*WORK REQUEST*. In your reply, reproduce every line of the data without any alteration.

*PROVIDED ENTRIES*.
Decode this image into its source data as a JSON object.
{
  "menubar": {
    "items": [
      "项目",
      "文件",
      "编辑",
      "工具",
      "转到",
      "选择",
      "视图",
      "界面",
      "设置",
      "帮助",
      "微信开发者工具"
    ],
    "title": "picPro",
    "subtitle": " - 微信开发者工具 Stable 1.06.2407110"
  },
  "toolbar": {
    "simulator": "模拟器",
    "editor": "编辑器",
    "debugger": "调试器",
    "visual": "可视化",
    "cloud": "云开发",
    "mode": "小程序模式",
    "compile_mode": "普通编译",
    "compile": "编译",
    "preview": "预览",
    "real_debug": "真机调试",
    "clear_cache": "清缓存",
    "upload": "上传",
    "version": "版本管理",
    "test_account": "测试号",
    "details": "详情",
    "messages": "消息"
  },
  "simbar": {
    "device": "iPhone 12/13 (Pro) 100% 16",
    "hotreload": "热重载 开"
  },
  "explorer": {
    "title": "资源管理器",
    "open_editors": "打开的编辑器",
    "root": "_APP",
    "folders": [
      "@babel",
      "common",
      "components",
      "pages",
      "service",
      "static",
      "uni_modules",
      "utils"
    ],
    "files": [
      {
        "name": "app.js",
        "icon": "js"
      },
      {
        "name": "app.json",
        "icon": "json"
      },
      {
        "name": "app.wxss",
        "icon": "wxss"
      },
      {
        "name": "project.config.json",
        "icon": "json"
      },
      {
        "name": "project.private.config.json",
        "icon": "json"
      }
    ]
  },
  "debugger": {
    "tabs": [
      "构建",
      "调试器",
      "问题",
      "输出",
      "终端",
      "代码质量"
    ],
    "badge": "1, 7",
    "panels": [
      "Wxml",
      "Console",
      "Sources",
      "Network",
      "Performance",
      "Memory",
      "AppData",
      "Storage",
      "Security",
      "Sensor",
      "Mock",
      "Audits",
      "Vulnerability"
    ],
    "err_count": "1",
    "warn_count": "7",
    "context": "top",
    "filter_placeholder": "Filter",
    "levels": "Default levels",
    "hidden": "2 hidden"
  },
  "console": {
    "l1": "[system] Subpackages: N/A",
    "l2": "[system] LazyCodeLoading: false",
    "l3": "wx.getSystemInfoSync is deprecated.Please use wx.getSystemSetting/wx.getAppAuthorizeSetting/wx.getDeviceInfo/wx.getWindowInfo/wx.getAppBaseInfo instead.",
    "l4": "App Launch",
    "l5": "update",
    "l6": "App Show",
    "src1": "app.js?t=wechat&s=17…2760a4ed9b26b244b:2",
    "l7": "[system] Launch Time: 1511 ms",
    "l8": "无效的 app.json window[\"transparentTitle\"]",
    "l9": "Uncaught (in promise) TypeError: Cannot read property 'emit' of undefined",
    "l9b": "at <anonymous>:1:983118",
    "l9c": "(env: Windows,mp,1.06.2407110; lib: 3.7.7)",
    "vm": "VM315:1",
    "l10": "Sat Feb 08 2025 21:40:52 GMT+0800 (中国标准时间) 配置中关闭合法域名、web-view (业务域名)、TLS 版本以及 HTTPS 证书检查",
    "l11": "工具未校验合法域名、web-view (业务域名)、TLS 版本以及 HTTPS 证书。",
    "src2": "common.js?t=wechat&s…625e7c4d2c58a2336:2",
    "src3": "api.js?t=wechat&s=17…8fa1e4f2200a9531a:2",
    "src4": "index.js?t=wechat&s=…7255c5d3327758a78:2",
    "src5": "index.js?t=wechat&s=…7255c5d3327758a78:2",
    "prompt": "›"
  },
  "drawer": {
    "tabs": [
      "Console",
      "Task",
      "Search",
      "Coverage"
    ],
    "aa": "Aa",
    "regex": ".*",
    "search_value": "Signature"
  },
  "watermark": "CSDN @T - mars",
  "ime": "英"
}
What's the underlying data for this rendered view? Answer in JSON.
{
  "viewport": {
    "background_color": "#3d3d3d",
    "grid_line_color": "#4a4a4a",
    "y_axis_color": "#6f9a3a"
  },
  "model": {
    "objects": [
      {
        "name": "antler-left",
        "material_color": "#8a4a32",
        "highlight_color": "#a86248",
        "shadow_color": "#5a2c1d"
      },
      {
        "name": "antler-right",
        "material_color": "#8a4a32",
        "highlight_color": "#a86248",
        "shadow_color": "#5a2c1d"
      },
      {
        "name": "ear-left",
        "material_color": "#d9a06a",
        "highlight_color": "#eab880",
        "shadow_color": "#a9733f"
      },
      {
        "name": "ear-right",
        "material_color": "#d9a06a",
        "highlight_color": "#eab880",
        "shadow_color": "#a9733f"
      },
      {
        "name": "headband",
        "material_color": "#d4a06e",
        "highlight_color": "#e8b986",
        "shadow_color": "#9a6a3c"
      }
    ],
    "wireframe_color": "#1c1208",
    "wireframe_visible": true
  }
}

*RESPONSE TO THE TASK*.
Decode this image into its source data as a JSON object.
{
  "menubar": {
    "items": [
      "项目",
      "文件",
      "编辑",
      "工具",
      "转到",
      "选择",
      "视图",
      "界面",
      "设置",
      "帮助",
      "微信开发者工具"
    ],
    "title": "picPro",
    "subtitle": " - 微信开发者工具 Stable 1.06.2407110"
  },
  "toolbar": {
    "simulator": "模拟器",
    "editor": "编辑器",
    "debugger": "调试器",
    "visual": "可视化",
    "cloud": "云开发",
    "mode": "小程序模式",
    "compile_mode": "普通编译",
    "compile": "编译",
    "preview": "预览",
    "real_debug": "真机调试",
    "clear_cache": "清缓存",
    "upload": "上传",
    "version": "版本管理",
    "test_account": "测试号",
    "details": "详情",
    "messages": "消息"
  },
  "simbar": {
    "device": "iPhone 12/13 (Pro) 100% 16",
    "hotreload": "热重载 开"
  },
  "explorer": {
    "title": "资源管理器",
    "open_editors": "打开的编辑器",
    "root": "_APP",
    "folders": [
      "@babel",
      "common",
      "components",
      "pages",
      "service",
      "static",
      "uni_modules",
      "utils"
    ],
    "files": [
      {
        "name": "app.js",
        "icon": "js"
      },
      {
        "name": "app.json",
        "icon": "json"
      },
      {
        "name": "app.wxss",
        "icon": "wxss"
      },
      {
        "name": "project.config.json",
        "icon": "json"
      },
      {
        "name": "project.private.config.json",
        "icon": "json"
      }
    ]
  },
  "debugger": {
    "tabs": [
      "构建",
      "调试器",
      "问题",
      "输出",
      "终端",
      "代码质量"
    ],
    "badge": "1, 7",
    "panels": [
      "Wxml",
      "Console",
      "Sources",
      "Network",
      "Performance",
      "Memory",
      "AppData",
      "Storage",
      "Security",
      "Sensor",
      "Mock",
      "Audits",
      "Vulnerability"
    ],
    "err_count": "1",
    "warn_count": "7",
    "context": "top",
    "filter_placeholder": "Filter",
    "levels": "Default levels",
    "hidden": "2 hidden"
  },
  "console": {
    "l1": "[system] Subpackages: N/A",
    "l2": "[system] LazyCodeLoading: false",
    "l3": "wx.getSystemInfoSync is deprecated.Please use wx.getSystemSetting/wx.getAppAuthorizeSetting/wx.getDeviceInfo/wx.getWindowInfo/wx.getAppBaseInfo instead.",
    "l4": "App Launch",
    "l5": "update",
    "l6": "App Show",
    "src1": "app.js?t=wechat&s=17…2760a4ed9b26b244b:2",
    "l7": "[system] Launch Time: 1511 ms",
    "l8": "无效的 app.json window[\"transparentTitle\"]",
    "l9": "Uncaught (in promise) TypeError: Cannot read property 'emit' of undefined",
    "l9b": "at <anonymous>:1:983118",
    "l9c": "(env: Windows,mp,1.06.2407110; lib: 3.7.7)",
    "vm": "VM315:1",
    "l10": "Sat Feb 08 2025 21:40:52 GMT+0800 (中国标准时间) 配置中关闭合法域名、web-view (业务域名)、TLS 版本以及 HTTPS 证书检查",
    "l11": "工具未校验合法域名、web-view (业务域名)、TLS 版本以及 HTTPS 证书。",
    "src2": "common.js?t=wechat&s…625e7c4d2c58a2336:2",
    "src3": "api.js?t=wechat&s=17…8fa1e4f2200a9531a:2",
    "src4": "index.js?t=wechat&s=…7255c5d3327758a78:2",
    "src5": "index.js?t=wechat&s=…7255c5d3327758a78:2",
    "prompt": "›"
  },
  "drawer": {
    "tabs": [
      "Console",
      "Task",
      "Search",
      "Coverage"
    ],
    "aa": "Aa",
    "regex": ".*",
    "search_value": "Signature"
  },
  "watermark": "CSDN @T - mars",
  "ime": "英"
}
What's the underlying data for this rendered view? Answer in JSON.
{
  "viewport": {
    "background_color": "#3d3d3d",
    "grid_line_color": "#4a4a4a",
    "y_axis_color": "#6f9a3a"
  },
  "model": {
    "objects": [
      {
        "name": "antler-left",
        "material_color": "#8a4a32",
        "highlight_color": "#a86248",
        "shadow_color": "#5a2c1d"
      },
      {
        "name": "antler-right",
        "material_color": "#8a4a32",
        "highlight_color": "#a86248",
        "shadow_color": "#5a2c1d"
      },
      {
        "name": "ear-left",
        "material_color": "#d9a06a",
        "highlight_color": "#eab880",
        "shadow_color": "#a9733f"
      },
      {
        "name": "ear-right",
        "material_color": "#d9a06a",
        "highlight_color": "#eab880",
        "shadow_color": "#a9733f"
      },
      {
        "name": "headband",
        "material_color": "#d4a06e",
        "highlight_color": "#e8b986",
        "shadow_color": "#9a6a3c"
      }
    ],
    "wireframe_color": "#1c1208",
    "wireframe_visible": true
  }
}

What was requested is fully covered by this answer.